There are many things to consider when setting a severity, so, at GitLab, we created our own web-based CVSS Calculator. This helps us to be transparent and consistent in how we define and rate likelihood, impact, and severity. The CVE severity score influences how we prioritize remediation and how much money we award to bug bounty researchers.
But why does GitLab have so many CVEs?
We understand self-managed customers may ask why we have so many vulnerability disclosures, or even why they need to update their GitLab software for security releases so often? At GitLab, we value making information public by default and being transparent, even when there are costs.

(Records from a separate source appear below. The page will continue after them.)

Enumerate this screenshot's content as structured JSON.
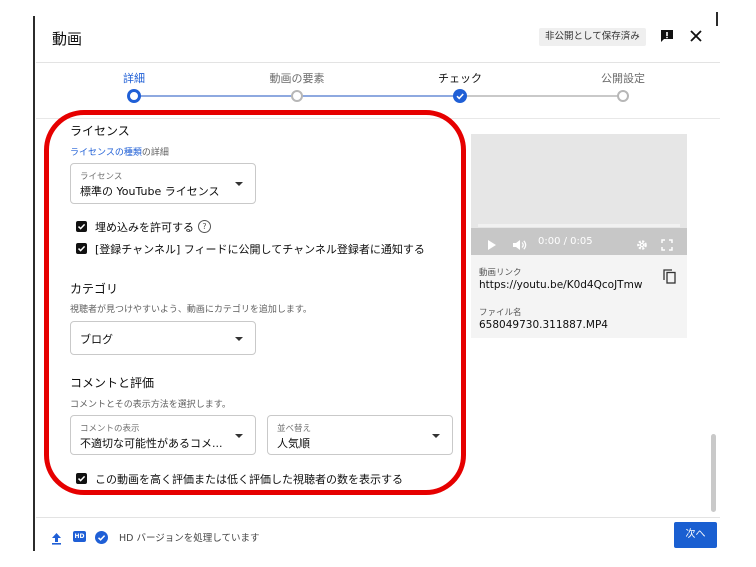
{
  "header": {
    "title": "動画",
    "saved_badge": "非公開として保存済み"
  },
  "steps": [
    {
      "label": "詳細",
      "state": "current"
    },
    {
      "label": "動画の要素",
      "state": "upcoming"
    },
    {
      "label": "チェック",
      "state": "done"
    },
    {
      "label": "公開設定",
      "state": "upcoming"
    }
  ],
  "license": {
    "title": "ライセンス",
    "details_link": "ライセンスの種類",
    "details_suffix": "の詳細",
    "select_label": "ライセンス",
    "select_value": "標準の YouTube ライセンス",
    "allow_embed": {
      "label": "埋め込みを許可する",
      "checked": true
    },
    "notify_subscribers": {
      "label": "[登録チャンネル] フィードに公開してチャンネル登録者に通知する",
      "checked": true
    }
  },
  "category": {
    "title": "カテゴリ",
    "description": "視聴者が見つけやすいよう、動画にカテゴリを追加します。",
    "value": "ブログ"
  },
  "comments": {
    "title": "コメントと評価",
    "description": "コメントとその表示方法を選択します。",
    "visibility_label": "コメントの表示",
    "visibility_value": "不適切な可能性があるコメ...",
    "sort_label": "並べ替え",
    "sort_value": "人気順",
    "show_ratings": {
      "label": "この動画を高く評価または低く評価した視聴者の数を表示する",
      "checked": true
    }
  },
  "video": {
    "time": "0:00 / 0:05",
    "link_label": "動画リンク",
    "link_url": "https://youtu.be/K0d4QcoJTmw",
    "filename_label": "ファイル名",
    "filename": "658049730.311887.MP4"
  },
  "footer": {
    "status": "HD バージョンを処理しています",
    "hd": "HD",
    "next_label": "次へ"
  },
  "colors": {
    "accent": "#1f5fd6",
    "annotation": "#e60000"
  }
}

If we were not committed to transparency and only ran GitLab.com, we could patch vulnerabilities silently and not disclose anything. A number of SaaS platforms, both closed and open source, take that approach. At best, they might have a bullet point of “security fixes” in their release notes. For example, take a look at the Hacktivity of other programmes on HackerOne and see how regularly (or irregularly, in some cases 👀 ) full issues are publicly disclosed.
We assign a CVE to every vulnerability included in a GitLab release, no matter how small, and describe the vulnerability in each security release blog post. Our HackerOne Hacktivity page has public disclosures of issues which serve as good learning material for other researchers. And whether we disclose the HackerOne report or not, we aim to publicly disclose every security vulnerability’s GitLab issue 30 days after a patch is released, no matter how serious. We even have automated bots that will remind the Application Security team in case any fall through the cracks in terms of being made public!
Automated GitLab SecurityBot.
We bundle security patches up each month and release them around a week after our regular self-managed release (which release on the 22nd of each month). In total, that’s at least 24 releases a year. In addition, patches, particularly for critical issues, can be released as needed without waiting for the monthly release. You can learn more in our release and maintenance policy.
Our HackerOne bug bounty program offers competitive bounty awards, which draws creative and expert researchers from around the world, who help make our product more secure.
Is there transparency in your supply chain?
Most organizations rely on software providers to achieve their goals, whether they are online SaaS platforms or desktop and mobile apps. When a company you rely on has a security issue (whether they tell you about it or not), it can affect your organization and the data and processes you’ve entrusted to them. These are called “supply chain” risks. SolarWinds, Log4j, and the Equifax hack are all very different examples of supply chain risks being realized and causing disruption or damage to organizations.
In your next conversations with companies in your supply chain, ask how they identify, remediate, and communicate their security fixes. Does the level of detail, transparency, and rigor shown in their security fix and disclosure processes give you confidence in having them in your supply chain?
At GitLab, we strive to deliver secure software, to reduce the number of issues that get released, and to be transparent when vulnerabilities are discovered. Have a question about our disclosure process that’s not answered in our disclosure policy? Let us know in the comments below. You can also check out how we assess and monitor third-party risk.
As always, feel free to adopt and use our documentation in your own organization, and please add to or suggest improvements to our handbook and processes if you see them!